Liu, Enfeng, Shen, Ji
Source:
Environmental science and pollution research international 2014 v.21 no.12 pp. 7285-7295
ISSN:
0944-1344
Subject:
chemical speciation, copper, lakes, lead, pollution, risk assessment, rivers, sediments, zinc, China
Abstract:

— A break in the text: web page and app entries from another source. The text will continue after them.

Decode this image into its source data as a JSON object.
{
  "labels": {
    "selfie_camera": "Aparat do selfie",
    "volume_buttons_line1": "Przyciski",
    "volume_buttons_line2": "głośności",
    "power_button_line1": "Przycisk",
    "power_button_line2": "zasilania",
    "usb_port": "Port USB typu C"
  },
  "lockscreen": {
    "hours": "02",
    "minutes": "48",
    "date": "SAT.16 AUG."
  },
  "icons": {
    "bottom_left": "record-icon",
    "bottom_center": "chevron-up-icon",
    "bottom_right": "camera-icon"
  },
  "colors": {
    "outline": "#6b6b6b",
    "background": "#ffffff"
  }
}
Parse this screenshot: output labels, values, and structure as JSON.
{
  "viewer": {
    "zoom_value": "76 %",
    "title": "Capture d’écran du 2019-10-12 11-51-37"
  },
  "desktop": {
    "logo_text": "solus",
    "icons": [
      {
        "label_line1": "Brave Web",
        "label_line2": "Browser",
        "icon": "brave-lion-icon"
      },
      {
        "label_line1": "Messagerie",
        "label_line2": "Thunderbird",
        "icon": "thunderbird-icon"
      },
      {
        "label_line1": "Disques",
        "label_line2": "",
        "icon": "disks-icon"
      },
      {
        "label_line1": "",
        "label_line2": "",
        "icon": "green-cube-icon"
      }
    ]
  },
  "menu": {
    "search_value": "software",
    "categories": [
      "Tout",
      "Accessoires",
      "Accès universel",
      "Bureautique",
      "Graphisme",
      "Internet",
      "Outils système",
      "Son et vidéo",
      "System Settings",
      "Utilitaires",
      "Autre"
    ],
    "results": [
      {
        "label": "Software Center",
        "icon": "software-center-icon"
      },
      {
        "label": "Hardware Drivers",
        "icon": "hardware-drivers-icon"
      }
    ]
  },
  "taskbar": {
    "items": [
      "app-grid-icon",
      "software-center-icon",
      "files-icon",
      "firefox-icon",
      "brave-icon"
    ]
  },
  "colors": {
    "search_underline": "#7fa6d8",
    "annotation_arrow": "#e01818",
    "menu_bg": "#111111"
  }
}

Total and extractable concentrations of Cu, Pb, and Zn were determined in surface sediments of west Chaohu Lake (China) by HCl-HNO₃-HF-HClO₄digestion and an optimized BCR sequential extraction procedure, respectively. The metal pollution was evaluated by the enrichment factor approach, and the potential eco-risk was evaluated by the sediment quality guideline (SQG) and risk assessment code (RAC) assessments. The results indicated that both total and extractable metal concentrations were highly variable and were affected by sediment properties, even though the sediments were predominantly composed of <63-μm particles (>89 %). Enrichment factors of the metals based on the total and extractable concentrations all showed higher values in the northern lake area and decreasing values towards the south. This distribution indicated an input of anthropogenic metals via the Nanfei River. Anthropogenic Cu, Pb, and Zn in surface sediments showed comparable values for each metal based on the total and extractable concentrations, suggesting that anthropogenic Cu, Pb, and Zn resided predominantly in the extractable fractions. Sediment Cu had low eco-risk, and Pb and Zn had medium eco-risk by the SQG assessment, whereas the eco-risk rankings of Cu, Pb, and Zn were medium, low, and low–high, respectively, by the RAC assessment. Referencing to the labile (dilute acid soluble) metal concentrations, we deduced that the eco-risk of Cu may be largely overestimated by the RAC assessment, and the eco-risk of Pb may be largely overestimated by the SQG assessment. Overall, sediments Cu and Pb may pose low eco-risk, and Zn may pose low–high eco-risk.
Agid:
392242